Liturgy of the Eucharist

MCC clergy consecrate communion, February 21, 1988. Photo by Audrey Lockwood. Courtesy of the Kittredge Cherry and Audrey Lockwood Collection.

The core ritual at MCCSF Sunday services was communion. A sacrament in almost all Christian traditions, communion is the sharing of bread and wine (or grape juice) in remembrance of Jesus, his community of followers, his death on the cross, and his resurrection. According to Christian scripture, the night before Jesus was killed, he shared a meal with his followers and asked them to continue sharing bread and wine to remember him. Christians re-enact this meal regularly – sometimes every week, sometimes a few times a year – as an act of physical and symbolic memory.

Christians of all stripes have long fought over who is eligible to participate in this most formative of rituals. Most require that participants be baptized, or ritually recognized as members of the Christian community, in order to receive communion. Some require theological or political conformity. Others use communion as a way to mark the status of a person’s soul – freely shared with those deemed sinless or adequately repentant, denied to those considered sinful or beyond the bounds of communal norms.

24th Anniversary Communion, Part 1. April 24, 1994. MCCSF Archive.

Liturgy of the Eucharist


Communion was part of the very first MCC worship service in Troy Perry’s home in 1968. Perry believed this church of social and religious outcasts could demonstrate the genuineness of their faith by making communion available to anyone who wanted to receive it. Some MCC participants had not received communion for years before attending an MCC service. MCC also marked communion by inviting people to receive communion by themselves or with any configuration of families or friends that was meaningful to them. Same-sex couples who could not be married received communion together in church, holding hands publicly and having their relationships recognized and sacralized.

24th Anniversary Communion, Part 2. April 24, 1994. MCCSF Archive.

Communion is about remembering Jesus but it is also about remembering the community – living and dead – that formed around him. For MCCSF, remembering community and connecting the living with the dead were important elements of the ritual.
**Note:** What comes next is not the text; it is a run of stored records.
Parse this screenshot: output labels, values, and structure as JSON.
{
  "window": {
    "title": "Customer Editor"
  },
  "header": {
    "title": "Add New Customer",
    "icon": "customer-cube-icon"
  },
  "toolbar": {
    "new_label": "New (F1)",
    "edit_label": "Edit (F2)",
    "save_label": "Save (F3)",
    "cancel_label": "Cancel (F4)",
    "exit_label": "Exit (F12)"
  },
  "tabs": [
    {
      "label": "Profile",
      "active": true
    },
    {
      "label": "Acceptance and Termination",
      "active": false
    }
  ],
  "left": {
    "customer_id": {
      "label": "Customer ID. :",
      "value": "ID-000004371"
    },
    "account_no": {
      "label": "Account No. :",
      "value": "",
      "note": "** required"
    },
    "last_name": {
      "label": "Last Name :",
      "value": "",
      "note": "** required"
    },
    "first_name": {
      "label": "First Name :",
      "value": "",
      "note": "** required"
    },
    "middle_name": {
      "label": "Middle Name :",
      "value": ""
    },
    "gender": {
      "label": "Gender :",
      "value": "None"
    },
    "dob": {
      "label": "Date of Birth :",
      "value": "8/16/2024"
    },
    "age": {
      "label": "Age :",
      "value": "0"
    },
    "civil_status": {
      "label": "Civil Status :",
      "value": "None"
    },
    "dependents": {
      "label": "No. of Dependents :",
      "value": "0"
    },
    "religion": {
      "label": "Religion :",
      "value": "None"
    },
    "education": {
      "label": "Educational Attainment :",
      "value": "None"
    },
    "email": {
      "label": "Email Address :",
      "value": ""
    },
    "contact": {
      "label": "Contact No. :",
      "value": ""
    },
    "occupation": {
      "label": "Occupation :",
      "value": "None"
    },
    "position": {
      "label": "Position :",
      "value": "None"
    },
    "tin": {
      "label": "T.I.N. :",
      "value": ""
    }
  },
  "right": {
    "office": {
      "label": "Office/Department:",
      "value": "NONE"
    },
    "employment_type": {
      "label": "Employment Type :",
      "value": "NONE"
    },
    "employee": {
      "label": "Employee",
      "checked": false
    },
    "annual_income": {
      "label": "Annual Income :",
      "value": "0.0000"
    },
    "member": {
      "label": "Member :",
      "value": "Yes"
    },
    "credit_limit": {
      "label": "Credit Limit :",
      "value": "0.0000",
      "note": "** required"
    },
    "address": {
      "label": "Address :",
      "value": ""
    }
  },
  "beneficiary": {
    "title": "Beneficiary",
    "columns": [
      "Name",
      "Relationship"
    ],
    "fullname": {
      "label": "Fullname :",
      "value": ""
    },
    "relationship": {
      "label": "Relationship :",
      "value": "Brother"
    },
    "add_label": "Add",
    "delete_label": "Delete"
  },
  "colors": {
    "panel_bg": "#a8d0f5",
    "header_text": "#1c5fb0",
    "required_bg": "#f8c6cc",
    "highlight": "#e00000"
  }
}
This was especially important because the LGBTQ community and its social worlds were so often written out of formal histories and collective memories. In this clip of Rev. Jim Mitulski consecrating communion on the church’s 24th anniversary, he uses communion as a sacred time for remembering the queer past and connecting it to the queer present and future. His narration puts LGBTQ people into the long arc of Christian history and highlights the sacred themes in LGBTQ political and social struggles. And it makes those who were lost present again in a ritual believed to transcend time, history, and the separation between the living and the dead.

Rev. Jane Spahr, Garson Wheatley Thomas (d. 1985), and two unknown men at an MCCSF neighborhood leadership retreat. September 1981. Photographer unknown. Courtesy of the Jane Adams Spahr Collection, Graduate Theological Union.

Skip to content